According to water commission sources, over the last two days, India has shared data from only one location – Harike on Sutlej River. And if that was not enough, the data shared was incomplete and released only once a day.
In the meantime, Leghari and other senior Punjab Irrigation Department officials said there is no threat of major floods for now. According to them, the water released by India has had the effect of filling up Pakistan’s major dams to full capacity, reducing the country’s water shortage by 14 per cent.
Senate panel meeting
At the meeting of the Senate Standing Committee on Water Resources on Wednesday, Indus Water Commissioner Mehr Ali Shah criticised India’s approach to abiding with IWT, even though he insisted India that had informed Pakistan about the Sutlej floodwater discharge in a ‘timely manner’.

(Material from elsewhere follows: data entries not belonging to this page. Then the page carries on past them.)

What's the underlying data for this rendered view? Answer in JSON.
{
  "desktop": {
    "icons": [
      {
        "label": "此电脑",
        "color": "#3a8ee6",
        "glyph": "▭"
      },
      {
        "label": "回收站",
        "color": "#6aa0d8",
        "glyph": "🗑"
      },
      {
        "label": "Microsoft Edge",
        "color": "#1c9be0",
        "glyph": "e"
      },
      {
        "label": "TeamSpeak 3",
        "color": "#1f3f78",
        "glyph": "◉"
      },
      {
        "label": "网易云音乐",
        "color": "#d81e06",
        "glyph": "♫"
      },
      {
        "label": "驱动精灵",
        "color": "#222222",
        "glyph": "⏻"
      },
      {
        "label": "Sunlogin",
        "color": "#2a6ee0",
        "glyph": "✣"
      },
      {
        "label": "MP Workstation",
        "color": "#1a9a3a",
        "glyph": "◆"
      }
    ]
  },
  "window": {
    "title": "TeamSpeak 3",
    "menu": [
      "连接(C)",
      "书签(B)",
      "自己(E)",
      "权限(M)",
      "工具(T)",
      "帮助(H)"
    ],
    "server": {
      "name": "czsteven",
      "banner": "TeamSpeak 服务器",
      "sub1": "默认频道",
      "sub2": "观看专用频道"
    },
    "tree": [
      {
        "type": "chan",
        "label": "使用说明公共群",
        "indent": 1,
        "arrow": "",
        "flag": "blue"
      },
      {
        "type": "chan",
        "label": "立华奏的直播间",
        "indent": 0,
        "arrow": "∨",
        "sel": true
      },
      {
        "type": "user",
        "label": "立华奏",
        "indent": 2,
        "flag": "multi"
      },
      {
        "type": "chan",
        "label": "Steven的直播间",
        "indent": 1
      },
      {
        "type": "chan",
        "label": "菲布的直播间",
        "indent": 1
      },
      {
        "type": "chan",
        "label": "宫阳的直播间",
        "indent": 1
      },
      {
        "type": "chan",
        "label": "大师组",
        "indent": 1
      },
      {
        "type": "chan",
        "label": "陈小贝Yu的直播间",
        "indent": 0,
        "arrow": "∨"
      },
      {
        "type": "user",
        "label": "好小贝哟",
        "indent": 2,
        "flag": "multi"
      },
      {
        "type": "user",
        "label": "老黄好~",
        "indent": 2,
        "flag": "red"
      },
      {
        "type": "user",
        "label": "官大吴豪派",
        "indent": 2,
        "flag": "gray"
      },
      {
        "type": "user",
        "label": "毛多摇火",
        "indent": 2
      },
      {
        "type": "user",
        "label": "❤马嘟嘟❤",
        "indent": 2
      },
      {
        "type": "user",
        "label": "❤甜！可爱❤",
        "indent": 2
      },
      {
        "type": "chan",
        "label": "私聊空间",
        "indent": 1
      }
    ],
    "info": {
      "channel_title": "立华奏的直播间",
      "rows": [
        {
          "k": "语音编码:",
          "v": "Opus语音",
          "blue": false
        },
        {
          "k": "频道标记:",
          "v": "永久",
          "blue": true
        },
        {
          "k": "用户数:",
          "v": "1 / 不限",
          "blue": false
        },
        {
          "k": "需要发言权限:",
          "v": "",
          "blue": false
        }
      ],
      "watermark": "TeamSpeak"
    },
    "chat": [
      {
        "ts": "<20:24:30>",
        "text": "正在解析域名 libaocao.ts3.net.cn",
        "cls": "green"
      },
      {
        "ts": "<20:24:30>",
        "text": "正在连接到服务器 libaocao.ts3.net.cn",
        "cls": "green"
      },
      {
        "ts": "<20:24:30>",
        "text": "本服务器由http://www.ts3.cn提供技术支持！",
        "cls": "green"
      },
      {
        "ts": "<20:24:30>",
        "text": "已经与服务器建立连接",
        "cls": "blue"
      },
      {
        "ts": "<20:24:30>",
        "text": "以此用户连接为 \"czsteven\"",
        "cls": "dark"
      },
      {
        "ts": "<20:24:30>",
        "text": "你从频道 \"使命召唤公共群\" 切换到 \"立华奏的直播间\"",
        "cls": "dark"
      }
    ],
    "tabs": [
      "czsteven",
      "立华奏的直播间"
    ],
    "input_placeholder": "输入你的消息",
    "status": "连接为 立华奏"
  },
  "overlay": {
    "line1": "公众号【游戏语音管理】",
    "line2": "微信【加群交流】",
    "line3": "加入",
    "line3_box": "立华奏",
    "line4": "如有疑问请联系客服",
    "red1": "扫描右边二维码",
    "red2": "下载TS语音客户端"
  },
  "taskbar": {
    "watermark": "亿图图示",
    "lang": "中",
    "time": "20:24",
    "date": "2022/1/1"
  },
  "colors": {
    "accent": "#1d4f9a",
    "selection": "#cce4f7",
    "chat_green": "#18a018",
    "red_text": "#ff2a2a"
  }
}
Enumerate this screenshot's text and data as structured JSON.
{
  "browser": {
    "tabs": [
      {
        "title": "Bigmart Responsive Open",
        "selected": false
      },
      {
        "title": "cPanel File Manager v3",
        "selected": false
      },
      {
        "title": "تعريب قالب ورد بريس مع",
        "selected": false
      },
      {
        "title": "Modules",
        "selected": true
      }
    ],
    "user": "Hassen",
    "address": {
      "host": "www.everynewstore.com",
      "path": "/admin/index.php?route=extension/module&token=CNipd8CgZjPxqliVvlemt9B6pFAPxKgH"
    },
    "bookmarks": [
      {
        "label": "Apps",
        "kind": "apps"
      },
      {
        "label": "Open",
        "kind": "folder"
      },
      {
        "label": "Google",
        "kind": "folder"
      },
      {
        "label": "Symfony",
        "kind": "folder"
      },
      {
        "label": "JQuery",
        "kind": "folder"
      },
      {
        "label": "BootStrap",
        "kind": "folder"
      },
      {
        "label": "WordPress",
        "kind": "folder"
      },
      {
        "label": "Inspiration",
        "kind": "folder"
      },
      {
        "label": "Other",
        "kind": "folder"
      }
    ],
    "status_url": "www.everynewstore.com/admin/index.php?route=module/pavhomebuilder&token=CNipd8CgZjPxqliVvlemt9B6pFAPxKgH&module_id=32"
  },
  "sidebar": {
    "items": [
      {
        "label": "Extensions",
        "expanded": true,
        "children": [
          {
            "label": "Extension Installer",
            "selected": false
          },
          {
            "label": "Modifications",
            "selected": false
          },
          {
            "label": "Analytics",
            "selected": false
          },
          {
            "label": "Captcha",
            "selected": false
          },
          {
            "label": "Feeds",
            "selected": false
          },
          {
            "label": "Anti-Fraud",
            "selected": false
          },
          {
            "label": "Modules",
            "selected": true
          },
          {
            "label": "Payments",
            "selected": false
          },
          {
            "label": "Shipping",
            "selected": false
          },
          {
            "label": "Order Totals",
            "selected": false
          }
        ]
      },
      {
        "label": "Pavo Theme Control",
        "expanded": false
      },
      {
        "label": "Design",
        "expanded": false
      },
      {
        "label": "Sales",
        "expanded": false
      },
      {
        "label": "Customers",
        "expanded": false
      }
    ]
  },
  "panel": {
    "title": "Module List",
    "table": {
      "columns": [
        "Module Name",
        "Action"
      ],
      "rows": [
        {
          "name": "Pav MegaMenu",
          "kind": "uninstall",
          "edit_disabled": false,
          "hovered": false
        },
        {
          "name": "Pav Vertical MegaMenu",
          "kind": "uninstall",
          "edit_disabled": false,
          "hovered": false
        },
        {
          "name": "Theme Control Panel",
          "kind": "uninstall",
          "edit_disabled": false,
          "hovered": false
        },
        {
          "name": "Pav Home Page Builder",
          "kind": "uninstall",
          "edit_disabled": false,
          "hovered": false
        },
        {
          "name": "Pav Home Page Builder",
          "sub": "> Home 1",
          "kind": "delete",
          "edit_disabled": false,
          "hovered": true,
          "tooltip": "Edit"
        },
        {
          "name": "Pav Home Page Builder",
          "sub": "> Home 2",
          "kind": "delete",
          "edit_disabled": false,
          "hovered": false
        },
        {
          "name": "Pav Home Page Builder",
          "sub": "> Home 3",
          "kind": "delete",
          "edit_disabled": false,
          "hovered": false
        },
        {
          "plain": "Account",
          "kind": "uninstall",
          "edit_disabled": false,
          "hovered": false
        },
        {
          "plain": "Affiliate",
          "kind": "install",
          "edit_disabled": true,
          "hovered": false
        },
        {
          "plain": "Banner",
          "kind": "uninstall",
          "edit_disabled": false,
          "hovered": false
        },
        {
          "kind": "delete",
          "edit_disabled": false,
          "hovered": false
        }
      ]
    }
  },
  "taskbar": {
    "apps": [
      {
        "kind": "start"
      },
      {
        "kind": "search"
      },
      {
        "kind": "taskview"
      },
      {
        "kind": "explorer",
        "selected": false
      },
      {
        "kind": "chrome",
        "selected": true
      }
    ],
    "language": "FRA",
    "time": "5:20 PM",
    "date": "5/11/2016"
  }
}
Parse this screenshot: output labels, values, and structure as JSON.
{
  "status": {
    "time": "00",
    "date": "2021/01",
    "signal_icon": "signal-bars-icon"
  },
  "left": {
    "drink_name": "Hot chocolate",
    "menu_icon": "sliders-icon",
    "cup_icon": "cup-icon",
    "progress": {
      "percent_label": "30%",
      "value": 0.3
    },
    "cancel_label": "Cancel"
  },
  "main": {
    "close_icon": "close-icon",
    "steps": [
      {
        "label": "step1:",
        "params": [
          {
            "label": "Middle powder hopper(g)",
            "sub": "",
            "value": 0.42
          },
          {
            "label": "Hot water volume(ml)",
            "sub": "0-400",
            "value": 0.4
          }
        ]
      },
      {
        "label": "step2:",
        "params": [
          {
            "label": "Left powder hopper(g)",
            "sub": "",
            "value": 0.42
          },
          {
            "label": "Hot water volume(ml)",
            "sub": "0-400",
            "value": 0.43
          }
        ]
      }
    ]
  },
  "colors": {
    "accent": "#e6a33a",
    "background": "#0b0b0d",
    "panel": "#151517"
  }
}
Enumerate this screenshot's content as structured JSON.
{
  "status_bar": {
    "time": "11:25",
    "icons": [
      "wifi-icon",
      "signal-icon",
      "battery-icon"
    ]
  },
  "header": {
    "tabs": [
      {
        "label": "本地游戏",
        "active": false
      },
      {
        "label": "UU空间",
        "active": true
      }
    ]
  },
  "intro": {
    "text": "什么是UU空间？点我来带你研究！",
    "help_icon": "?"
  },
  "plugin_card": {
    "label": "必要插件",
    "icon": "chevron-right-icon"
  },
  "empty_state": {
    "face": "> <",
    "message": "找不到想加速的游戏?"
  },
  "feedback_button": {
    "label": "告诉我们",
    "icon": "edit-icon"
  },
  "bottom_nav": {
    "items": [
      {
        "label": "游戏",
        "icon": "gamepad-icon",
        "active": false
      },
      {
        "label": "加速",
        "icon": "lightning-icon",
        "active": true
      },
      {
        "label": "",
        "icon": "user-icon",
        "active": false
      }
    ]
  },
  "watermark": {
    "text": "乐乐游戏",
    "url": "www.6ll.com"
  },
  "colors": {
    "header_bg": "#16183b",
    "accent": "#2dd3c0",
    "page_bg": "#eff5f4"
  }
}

“Indian authorities informed Pakistan about the release of water on August 19. On the first day, it released 158,000 cusecs and on the second, it released 190,000 cusecs,” he told the panel.
Water Resources Secretary Muhammad Ashraf also informed the committee that there was no flooding as yet. “We want India to release 200,000 cusecs,” he was quoted as saying. Responding to question, he said his ministry was reviewing statements regarding India violating IWT.
During a discussion on India’s release of water in the Sutlej River, it was recommended that an in-camera meeting be held solely to deliberate on this topic.
The panel, meanwhile, expressed concerns over settlements on flood waterways and directed authorities to restrict further encroachment. It also recommended that the people living on these waterways be resettled at safe places.
Sutlej water level update
The water level in the Sutlej River at Ganda Singh Wala reached 18.8 feet with the flow crossing 55,000 cusecs, officials said on Wednesday, stressing that the flood posed no threat to the irrigation infrastructure while the condition of all safety embankments was satisfactory.
The National Disaster Management Authority (NDMA) reported that about 18 villages in the vicinity of the Sutlej River are now underwater while three more villages have almost been evacuated. Officials expected medium flooding in the next six hours, while a high-level flood was expected in the next 24 hours when the flow was might top 150,000 cusecs.
According to the NDMA, the flood relay would pass Sulemanki Headworks on August 23, Islam Headworks on August 25 and would fall into the Chenab River on August 28 after passing through Panjnad River. The NDMA has issued alert to all the concerned provincial disaster management authorities PDMAs), departments and the local communities.
On Wednesday the discharge at Head Sulemanki was recorded at 18,880 cusecs against its capacity of 325,000 cusecs, the Irrigation officials from the Multan Zone said. Executive Engineer Chaudhry Muhammad Zahid said that there was a low flood in Sutlej, while a normal flood level was observed in Chenab. He added that capacity of Sutlej was 300,000 cusecs, while the discharge at Ganda Singh Wala was 55,900 cusec on Wednesday afternoon.
The NDMA has advised the relevant authorities to create awareness in the public, particularly those residing in and close to river banks and near watercourses not to venture on the flash flood routes, vacate dangerous buildings, remain away from electric wires and avoid swimming.
(WITH ADDITIONAL REPORTING BY RIZWAN GHILZAI AND AGENCIES)